• Assigned task:
Each record below must be written out exactly as given.

[Data records for software interfaces]
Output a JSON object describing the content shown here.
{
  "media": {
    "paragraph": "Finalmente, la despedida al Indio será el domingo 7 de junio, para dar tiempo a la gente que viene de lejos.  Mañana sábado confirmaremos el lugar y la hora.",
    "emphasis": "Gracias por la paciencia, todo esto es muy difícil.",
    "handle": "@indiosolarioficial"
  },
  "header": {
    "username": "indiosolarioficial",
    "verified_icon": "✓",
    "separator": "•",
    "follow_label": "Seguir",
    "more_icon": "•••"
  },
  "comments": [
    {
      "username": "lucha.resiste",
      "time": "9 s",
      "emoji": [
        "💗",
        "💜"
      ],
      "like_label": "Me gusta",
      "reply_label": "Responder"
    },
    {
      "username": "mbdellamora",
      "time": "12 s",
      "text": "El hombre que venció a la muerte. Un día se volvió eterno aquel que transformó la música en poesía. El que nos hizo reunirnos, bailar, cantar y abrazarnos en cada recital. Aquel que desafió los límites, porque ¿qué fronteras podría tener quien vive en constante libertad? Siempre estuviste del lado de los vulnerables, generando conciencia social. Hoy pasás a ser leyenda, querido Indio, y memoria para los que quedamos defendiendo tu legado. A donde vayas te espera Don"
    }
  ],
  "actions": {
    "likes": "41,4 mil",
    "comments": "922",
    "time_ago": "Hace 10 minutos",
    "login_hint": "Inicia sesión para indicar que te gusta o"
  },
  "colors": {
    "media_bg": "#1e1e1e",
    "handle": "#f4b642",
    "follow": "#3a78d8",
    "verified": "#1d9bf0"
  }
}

• Reply:
Output a JSON object describing the content shown here.
{
  "media": {
    "paragraph": "Finalmente, la despedida al Indio será el domingo 7 de junio, para dar tiempo a la gente que viene de lejos.  Mañana sábado confirmaremos el lugar y la hora.",
    "emphasis": "Gracias por la paciencia, todo esto es muy difícil.",
    "handle": "@indiosolarioficial"
  },
  "header": {
    "username": "indiosolarioficial",
    "verified_icon": "✓",
    "separator": "•",
    "follow_label": "Seguir",
    "more_icon": "•••"
  },
  "comments": [
    {
      "username": "lucha.resiste",
      "time": "9 s",
      "emoji": [
        "💗",
        "💜"
      ],
      "like_label": "Me gusta",
      "reply_label": "Responder"
    },
    {
      "username": "mbdellamora",
      "time": "12 s",
      "text": "El hombre que venció a la muerte. Un día se volvió eterno aquel que transformó la música en poesía. El que nos hizo reunirnos, bailar, cantar y abrazarnos en cada recital. Aquel que desafió los límites, porque ¿qué fronteras podría tener quien vive en constante libertad? Siempre estuviste del lado de los vulnerables, generando conciencia social. Hoy pasás a ser leyenda, querido Indio, y memoria para los que quedamos defendiendo tu legado. A donde vayas te espera Don"
    }
  ],
  "actions": {
    "likes": "41,4 mil",
    "comments": "922",
    "time_ago": "Hace 10 minutos",
    "login_hint": "Inicia sesión para indicar que te gusta o"
  },
  "colors": {
    "media_bg": "#1e1e1e",
    "handle": "#f4b642",
    "follow": "#3a78d8",
    "verified": "#1d9bf0"
  }
}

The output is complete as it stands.